Work request: Among the lines of the records, find all that carry the word "spectrogram" and copy them.

*** Data in this exercise Section Begins ***

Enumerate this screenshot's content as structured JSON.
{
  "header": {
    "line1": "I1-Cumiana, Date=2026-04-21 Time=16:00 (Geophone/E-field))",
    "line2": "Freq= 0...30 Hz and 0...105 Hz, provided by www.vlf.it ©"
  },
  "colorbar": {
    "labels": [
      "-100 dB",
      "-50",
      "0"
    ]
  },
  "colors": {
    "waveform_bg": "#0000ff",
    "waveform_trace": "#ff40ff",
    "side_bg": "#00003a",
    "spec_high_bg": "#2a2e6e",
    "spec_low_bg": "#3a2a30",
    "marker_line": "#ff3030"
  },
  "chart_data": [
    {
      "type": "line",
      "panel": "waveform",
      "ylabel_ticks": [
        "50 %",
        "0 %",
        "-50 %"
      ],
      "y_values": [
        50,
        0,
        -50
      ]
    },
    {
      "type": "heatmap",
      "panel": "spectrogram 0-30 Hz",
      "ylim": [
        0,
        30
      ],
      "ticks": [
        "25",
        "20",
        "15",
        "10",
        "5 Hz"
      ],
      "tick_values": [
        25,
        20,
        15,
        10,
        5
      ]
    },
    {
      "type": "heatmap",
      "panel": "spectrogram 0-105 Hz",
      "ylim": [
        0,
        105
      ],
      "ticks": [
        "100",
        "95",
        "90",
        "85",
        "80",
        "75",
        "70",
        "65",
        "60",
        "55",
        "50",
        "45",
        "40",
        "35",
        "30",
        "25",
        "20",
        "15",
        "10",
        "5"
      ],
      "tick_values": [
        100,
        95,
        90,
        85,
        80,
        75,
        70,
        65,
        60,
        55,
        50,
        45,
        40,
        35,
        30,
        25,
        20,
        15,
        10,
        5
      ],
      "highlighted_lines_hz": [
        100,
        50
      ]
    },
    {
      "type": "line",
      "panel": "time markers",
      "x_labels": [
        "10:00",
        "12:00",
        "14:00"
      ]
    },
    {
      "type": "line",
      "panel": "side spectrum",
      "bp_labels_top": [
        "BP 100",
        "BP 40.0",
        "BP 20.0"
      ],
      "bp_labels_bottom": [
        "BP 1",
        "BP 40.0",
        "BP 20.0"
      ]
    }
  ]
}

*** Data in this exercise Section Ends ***

Solution for this exercise:
      "panel": "spectrogram 0-30 Hz",
      "panel": "spectrogram 0-105 Hz",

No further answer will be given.